So I didn’t. Tossed a pinch into a cup of plain bulk Ceylon this morning for a sweet, smooth autumn treat. I think I could’ve given it another minute to strengthen up the pecan profile; maybe a little dairy to bring it out, but it was tasty all the same. And I’ve got more nut schmutz to experiment with.
But since schmutz tea doesn’t sound very elegant, what do you think about Cracked Pecan Ceylon?
Not liking this as much as the first time I bought it. It is strong with a note of malt. I might be better with milk.
I brewed this one time with 3 tsp leaf in a 16oz Teavana Glass Perfect Tea Maker/Gravity Steeper with 200 degree water for 3 minutes.
interesting. white tea that isnt white. Its golden hairs everywhere, like its sporting a giant afro.
smell is weird, I get sweetness & malt. Aroma is the same. Taste is a very very smooth golden tips with zero bitterness or astringency, just sweetness, honey, caramel. (although these arent strong like in other oolongs). I also get orange, but not citrus, very rounded orange taste. Malt, but not malty.
So its either a delicate light red, or a full-bodied white. This is very nice for me, who often wants my red tea to be more delicate/less malty. It certainly isnt chocolatey. Its got pretty zappy energy too. Even after a few sips i felt shaken out of bed.
Second cup I steeped it out a bit and got a very amber liquor, and was met with a dryness more akin to golden tips, so you can make it taste like that a bit more if you want. There is something cake in the body but I couldnt picture what it was (its not doughy or bready), also I was reminded of a 2nd flush tea, although this is Spring. (a bit woody & malty but not overpowering)
Depending on parameters you can get either a few steeps of something more white but full bodied, or a couple of steeps of delicate subtle but still golden tipped red tea, its an interesting mix!
Flavors: Cake, Caramel, Honey, Malt, Orange, Sweet, Wood
And I’m on tonight you know this tea don’t lie
And I’m starting to feel it now
The cha qi, I’m tea drunk
Don’t you see baby, this is some good stuff
I am finding Ahmad Teas to be among the best I have gotten at an Indian or Asian Market.

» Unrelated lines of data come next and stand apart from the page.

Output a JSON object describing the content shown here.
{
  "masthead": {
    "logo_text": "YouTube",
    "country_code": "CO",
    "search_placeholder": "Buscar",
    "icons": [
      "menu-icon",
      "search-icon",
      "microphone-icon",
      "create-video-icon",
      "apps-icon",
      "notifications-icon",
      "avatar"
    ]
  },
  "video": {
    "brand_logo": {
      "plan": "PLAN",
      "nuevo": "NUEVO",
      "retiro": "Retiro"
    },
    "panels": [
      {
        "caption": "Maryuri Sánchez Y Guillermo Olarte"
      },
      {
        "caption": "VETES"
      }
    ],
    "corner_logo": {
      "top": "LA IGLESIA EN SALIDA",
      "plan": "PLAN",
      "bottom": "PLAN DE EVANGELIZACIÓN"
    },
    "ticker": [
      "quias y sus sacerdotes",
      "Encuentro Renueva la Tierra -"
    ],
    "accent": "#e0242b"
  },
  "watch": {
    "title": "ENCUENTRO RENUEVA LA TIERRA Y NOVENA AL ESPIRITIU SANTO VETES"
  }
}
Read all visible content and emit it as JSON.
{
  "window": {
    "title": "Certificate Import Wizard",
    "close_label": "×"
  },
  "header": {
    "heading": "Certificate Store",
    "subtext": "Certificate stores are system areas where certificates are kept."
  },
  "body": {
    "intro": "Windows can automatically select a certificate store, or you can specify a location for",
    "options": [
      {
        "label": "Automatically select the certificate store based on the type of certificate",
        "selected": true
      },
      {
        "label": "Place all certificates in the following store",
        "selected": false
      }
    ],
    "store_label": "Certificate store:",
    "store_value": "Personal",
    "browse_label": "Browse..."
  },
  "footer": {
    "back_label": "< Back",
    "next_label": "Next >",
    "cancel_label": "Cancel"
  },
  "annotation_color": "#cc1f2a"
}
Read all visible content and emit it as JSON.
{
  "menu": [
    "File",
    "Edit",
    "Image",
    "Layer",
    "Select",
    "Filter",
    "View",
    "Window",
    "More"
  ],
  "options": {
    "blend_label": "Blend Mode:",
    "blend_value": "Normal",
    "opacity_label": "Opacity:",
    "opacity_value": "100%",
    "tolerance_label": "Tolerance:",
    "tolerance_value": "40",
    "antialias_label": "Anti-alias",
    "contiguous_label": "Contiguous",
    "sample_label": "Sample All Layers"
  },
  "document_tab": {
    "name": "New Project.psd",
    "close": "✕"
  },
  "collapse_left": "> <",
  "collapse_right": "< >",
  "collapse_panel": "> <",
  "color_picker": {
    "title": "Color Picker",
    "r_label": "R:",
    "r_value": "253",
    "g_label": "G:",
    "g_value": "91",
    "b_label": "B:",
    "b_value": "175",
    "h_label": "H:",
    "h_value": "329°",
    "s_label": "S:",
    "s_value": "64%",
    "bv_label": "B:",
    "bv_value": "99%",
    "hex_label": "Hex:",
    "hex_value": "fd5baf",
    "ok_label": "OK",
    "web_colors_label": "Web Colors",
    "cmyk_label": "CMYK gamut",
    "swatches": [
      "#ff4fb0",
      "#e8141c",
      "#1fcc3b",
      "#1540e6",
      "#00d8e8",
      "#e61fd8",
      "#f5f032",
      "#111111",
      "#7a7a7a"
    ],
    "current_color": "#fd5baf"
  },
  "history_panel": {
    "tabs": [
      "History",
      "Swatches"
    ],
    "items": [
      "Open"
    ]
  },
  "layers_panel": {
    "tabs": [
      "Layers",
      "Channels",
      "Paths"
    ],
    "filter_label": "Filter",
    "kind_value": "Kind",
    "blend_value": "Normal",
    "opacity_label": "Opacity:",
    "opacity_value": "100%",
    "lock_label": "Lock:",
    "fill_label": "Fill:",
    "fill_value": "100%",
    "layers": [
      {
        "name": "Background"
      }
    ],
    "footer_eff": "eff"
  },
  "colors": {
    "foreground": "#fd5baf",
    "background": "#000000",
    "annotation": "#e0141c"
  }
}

While they are not up to the quality of what I get online, or even at my local tea store, they are not bad. This one is strong, making me think of adding milk. It has a note that I would describe as loosely citrus and it seems to be often found in Ceylon teas in general. It is also brisk like a Ceylon tea. Some bitterness steeped into this one. I think it would be better at a lower temperature.
I steeped this one time in a 16oz Teavana Glass Perfect Tea Maker/Gravity Steeper with 3 tsp leaf and 200 degree water for 3 minutes.
I would agree with Allan there is a chocolate, malty & fruit note. Perhaps I should try with a touch of sugar (gasp!) as sometimes the malt & chocolate is too much for me with red tea, its isnt my favourite profile.
Either way, this is a really good one. So nice & fresh smelling, soft leaf & a really good cup – The taste reminds me of maltesers or when milk chocolate goes a bit dry & goes whiter in colour.
I really need a red tea lover to come into my life at this point, ive got quite a collection needs drinking :)
Flavors: Chocolate, Fruity, Malt, Milk
Here’s Hoping TTB.
So, I definitely thought this was a tasty oolong, but I didn’t taste pineapple at all. In fact my experience of this tea seems to be wildly different than the flavors other people have noted. I got a nice roasty mineral flavor which none of the seventy other reviewers have noted. I may buy some and see if it has a different flavor when fresh or if it got some flavor contamination. If not, I’ll still have a pleasant oolong to drink.